After dinner, he grabbed a Coke to go for caffeine and a couple of candy bars for sugar and got back on the road. At the rate he was going, he could be home around midnight and wake up in his own bed tomorrow. The idea spurred him to drive on.
When he reached the west entrance to Yellowstone National Park, he was glad he’d killed some time. Now early evening, there appeared to be more cars leaving than entering. July at Yellowstone was a traffic nightmare. Crazy to think he had to drive through this park to reach home, but straight through from the West entrance to the North entrance was the fastest route. At least at this hour, the traffic should be reasonable.
It was nearing ten-thirty when he rolled through the north exit of Yellowstone and into the city of Gardiner. Thirty minutes later, he turned off the highway and down the drive of Grizzly Bitterroot Ranch. A smile broke over his face, and a sense of peace filled his soul. He was home.
He parked his truck in the drive and slid out. His back cramped as he stretched his arms over his head and twisted from side to side. As he stretched, he studied the area. The lights were off at his parents’ house. In the distance, he could see his brother and sister-in-law’s new house. From where he stood, he couldn’t see any lights there either. Cowboy Russ’s house adjacent to the barn was dark. Ranch work started early, he remembered that, but he’d forgotten how early everyone turned out the lights.
When his parents built the newest, small feed storage barn, his mother had included a small apartment for her sister, if and when she came to visit, which wasn’t often. The small, one-bedroom efficiency apartment was almost never occupied. His parents hadn’t wanted to use it as a vacation rental because of its close proximity to the main house, so his coming home plan had included bunking there until he could get his house built, not that he had any idea of what he wanted to build or where. But there was no hurry.
Because their ranch was so far removed from the main road, the small barn apartment was rarely locked, and he doubted it’d be tonight. If it was, he knew where the key would be hidden. He’d surprise everyone at breakfast.
He stepped into the dark storage barn, stopping long enough to enjoy the aroma of hay, oats, horse liniment, and saddle leather. He smiled. Surprisingly, he had missed those scents.

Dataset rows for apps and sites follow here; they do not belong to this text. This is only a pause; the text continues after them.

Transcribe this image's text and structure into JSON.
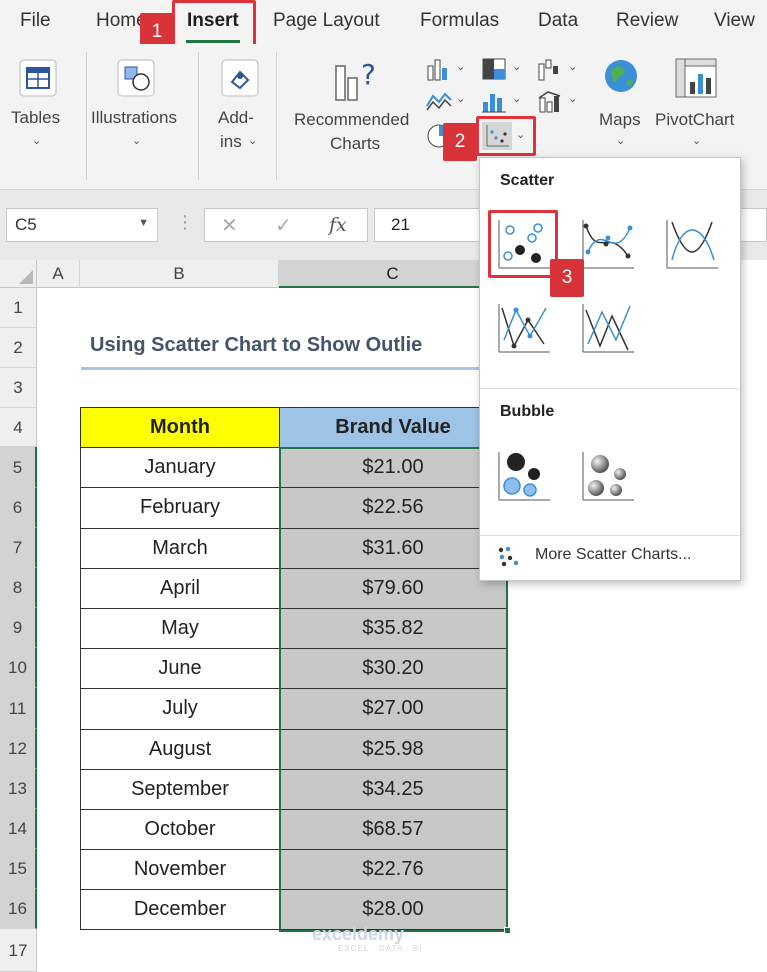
{
  "ribbon_tabs": [
    "File",
    "Home",
    "Insert",
    "Page Layout",
    "Formulas",
    "Data",
    "Review",
    "View"
  ],
  "steps": [
    "1",
    "2",
    "3"
  ],
  "groups": {
    "tables": "Tables",
    "illustrations": "Illustrations",
    "addins_line1": "Add-",
    "addins_line2": "ins",
    "recommended_line1": "Recommended",
    "recommended_line2": "Charts",
    "maps": "Maps",
    "pivotchart": "PivotChart"
  },
  "formula_bar": {
    "name_box": "C5",
    "fx": "fx",
    "value": "21"
  },
  "columns": [
    "A",
    "B",
    "C"
  ],
  "rows": [
    "1",
    "2",
    "3",
    "4",
    "5",
    "6",
    "7",
    "8",
    "9",
    "10",
    "11",
    "12",
    "13",
    "14",
    "15",
    "16",
    "17"
  ],
  "sheet": {
    "title": "Using Scatter Chart to Show Outlie",
    "headers": {
      "month": "Month",
      "value": "Brand Value"
    },
    "data": [
      {
        "month": "January",
        "value": "$21.00"
      },
      {
        "month": "February",
        "value": "$22.56"
      },
      {
        "month": "March",
        "value": "$31.60"
      },
      {
        "month": "April",
        "value": "$79.60"
      },
      {
        "month": "May",
        "value": "$35.82"
      },
      {
        "month": "June",
        "value": "$30.20"
      },
      {
        "month": "July",
        "value": "$27.00"
      },
      {
        "month": "August",
        "value": "$25.98"
      },
      {
        "month": "September",
        "value": "$34.25"
      },
      {
        "month": "October",
        "value": "$68.57"
      },
      {
        "month": "November",
        "value": "$22.76"
      },
      {
        "month": "December",
        "value": "$28.00"
      }
    ]
  },
  "dropdown": {
    "scatter_heading": "Scatter",
    "bubble_heading": "Bubble",
    "more": "More Scatter Charts..."
  },
  "watermark": {
    "name": "exceldemy",
    "tagline": "EXCEL · DATA · BI"
  },
  "colors": {
    "excel_green": "#217346",
    "highlight_red": "#e0323a",
    "header_yellow": "#ffff00",
    "header_blue": "#9dc3e6",
    "chart_blue": "#3a8fd6"
  }
}
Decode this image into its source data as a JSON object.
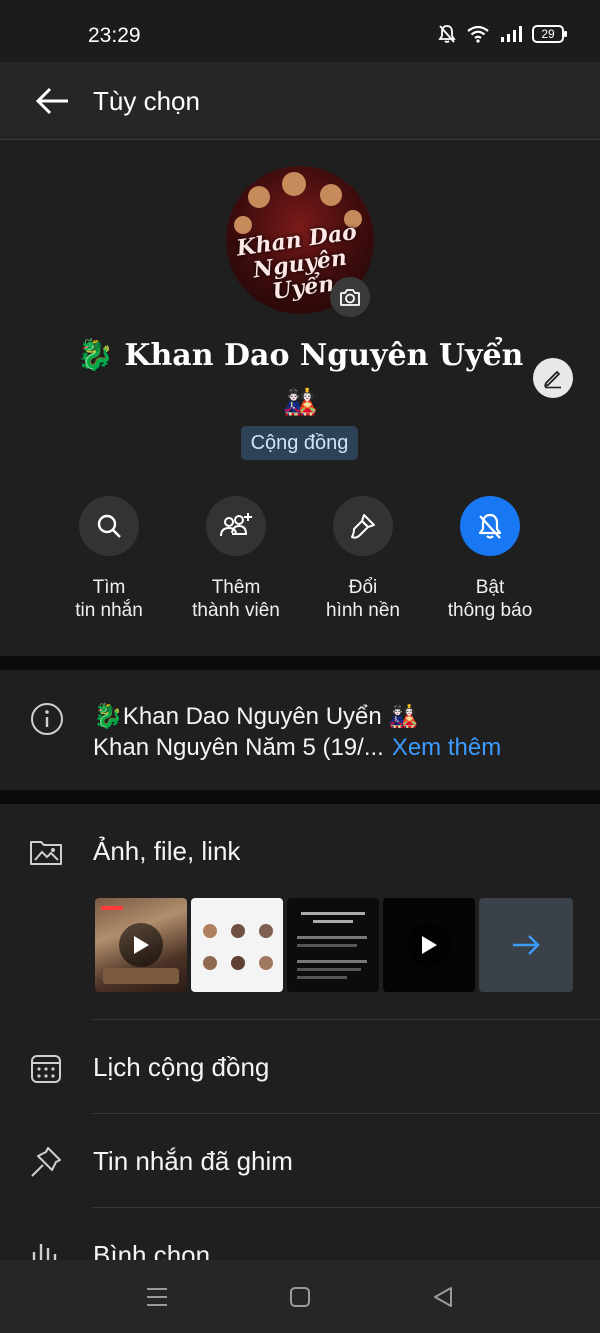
{
  "status_bar": {
    "time": "23:29",
    "battery": "29"
  },
  "app_bar": {
    "title": "Tùy chọn"
  },
  "group": {
    "name": "🐉 Khan Dao Nguyên Uyển",
    "name_emoji": "🎎",
    "badge": "Cộng đồng",
    "avatar_text_line1": "Khan Dao",
    "avatar_text_line2": "Nguyên Uyển"
  },
  "actions": [
    {
      "label1": "Tìm",
      "label2": "tin nhắn",
      "icon": "search-icon"
    },
    {
      "label1": "Thêm",
      "label2": "thành viên",
      "icon": "add-people-icon"
    },
    {
      "label1": "Đổi",
      "label2": "hình nền",
      "icon": "paint-brush-icon"
    },
    {
      "label1": "Bật",
      "label2": "thông báo",
      "icon": "bell-off-icon"
    }
  ],
  "info": {
    "line1": "🐉Khan Dao Nguyên Uyển 🎎",
    "line2": "Khan Nguyên Năm 5 (19/...",
    "see_more": "Xem thêm"
  },
  "menu": {
    "media": "Ảnh, file, link",
    "calendar": "Lịch cộng đồng",
    "pinned": "Tin nhắn đã ghim",
    "poll": "Bình chọn"
  },
  "colors": {
    "accent": "#1877f2",
    "link": "#3b9bff",
    "badge_bg": "#2e4257",
    "background": "#1f1f1f"
  }
}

The door that led into the hallway to the apartment was unlocked. He dropped his duffle bag in the laundry room and tried the apartment door. To his surprise, it was locked. He retrieved the key from the laundry room, unlocked the door and entered. Lights were on, which he found surprising, but maybe someone had left them on by accident. Or perhaps this was Zane’s work. He had hinted to his brother that he could be home sooner than he’d planned. Inside the refrigerator was a six-pack of his favorite beer. Eli pulled one out, popped the top and took a long gulp. Bless his brother.
A woman’s scream startled him and he dropped the beer onto the hardwood flooring. His head jerked toward the door of the bathroom and his mouth dropped open. Wrapped in an undersized towel, her left thigh exposed, and her hair wrapped in another towel stood the last woman who’d ripped out his heart and made him question love and marriage.
What the hell was Addison Treadway doing there?